I look at credit reports every day and also get asked questions about them daily! Here are some things you should be aware of regarding your credit score. What is a credit score? It's a number between 350 and 850, based on a mathematical model that evalutes your credit report information. Mortgage scores are typically different than what you see on credit reports such as Credit Karma. The number reflects your credit worthiness. Typically the higher the number, the higher the probability that you will repay your loan on time. How are credit scores used? Credit scores are used by mortgage companies to help determine if they will loan money to someone to buy a home and at what interest rate. They are also used by insurance companies and some landlords will use them to determine if they will rent to you. Do you have more than one credit score? Yes. There are three main companies, Experian, Trans Union and Equifax. They report the information to the vendors that use the data. Each vendor may score your file slightly different. There are also different models used for auto financing, mortgages and even credit cards. Is one score better than another? It depends on what you are trying to do. Mortgage lending tends to be more of a financial forecasting - basically what are the chances you will repay your mortgage over the next 30 year. Mortgage scores tend to be more of a predictive type of score. Most lenders are using the same credit score formula as it has been fairly standard over many years. Why is the credit score I get from my credit monitoring service different than the mortgage credit score? Credit scores change frequently- sometimes daily. It depends on what is reported to the bureaus and not everyone reports to all three bureaus. So your credit monitoring service may only be looking at one report and it may not be pulled the same day as the mortgage report. Plus the mortgage report will probably have a different formula to arrive at your credit score than what the credit monitoring system has.
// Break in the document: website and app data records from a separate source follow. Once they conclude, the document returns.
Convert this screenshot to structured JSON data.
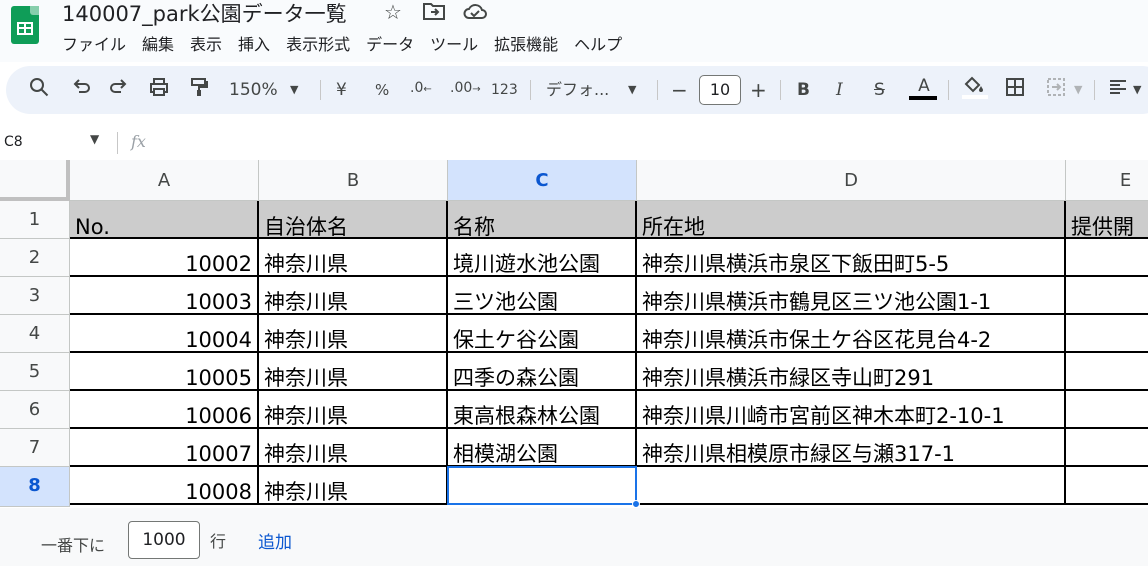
{
  "app": {
    "title": "140007_park公園データ一覧",
    "title_icons": [
      "star-icon",
      "move-to-folder-icon",
      "cloud-status-icon"
    ]
  },
  "menu": [
    "ファイル",
    "編集",
    "表示",
    "挿入",
    "表示形式",
    "データ",
    "ツール",
    "拡張機能",
    "ヘルプ"
  ],
  "toolbar": {
    "zoom": "150%",
    "currency": "¥",
    "percent": "%",
    "decrease_decimal": ".0",
    "increase_decimal": ".00",
    "number_format": "123",
    "font": "デフォ...",
    "font_size": "10",
    "bold": "B",
    "italic": "I",
    "strike": "S",
    "text_color": "A",
    "accent_color": "#000000"
  },
  "formula_bar": {
    "name_box": "C8",
    "fx": "fx",
    "content": ""
  },
  "grid": {
    "columns": [
      "A",
      "B",
      "C",
      "D",
      "E"
    ],
    "selected_column": "C",
    "rows": [
      "1",
      "2",
      "3",
      "4",
      "5",
      "6",
      "7",
      "8"
    ],
    "selected_row": "8",
    "header": [
      "No.",
      "自治体名",
      "名称",
      "所在地",
      "提供開"
    ],
    "data": [
      [
        "10002",
        "神奈川県",
        "境川遊水池公園",
        "神奈川県横浜市泉区下飯田町5-5"
      ],
      [
        "10003",
        "神奈川県",
        "三ツ池公園",
        "神奈川県横浜市鶴見区三ツ池公園1-1"
      ],
      [
        "10004",
        "神奈川県",
        "保土ケ谷公園",
        "神奈川県横浜市保土ケ谷区花見台4-2"
      ],
      [
        "10005",
        "神奈川県",
        "四季の森公園",
        "神奈川県横浜市緑区寺山町291"
      ],
      [
        "10006",
        "神奈川県",
        "東高根森林公園",
        "神奈川県川崎市宮前区神木本町2-10-1"
      ],
      [
        "10007",
        "神奈川県",
        "相模湖公園",
        "神奈川県相模原市緑区与瀬317-1"
      ],
      [
        "10008",
        "神奈川県",
        "",
        ""
      ]
    ]
  },
  "add_rows": {
    "label": "一番下に",
    "count": "1000",
    "unit": "行",
    "button": "追加"
  }
}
I see this frequently - I will get a call that someone looked at their report and the score is 720, I pull the report and I get a score that may be 15-20 points lower -sometimes it higher, but usually it's lower. What is the... Continue reading
Posted Oct 27, 2016 at Homes MSP Real Estate Blog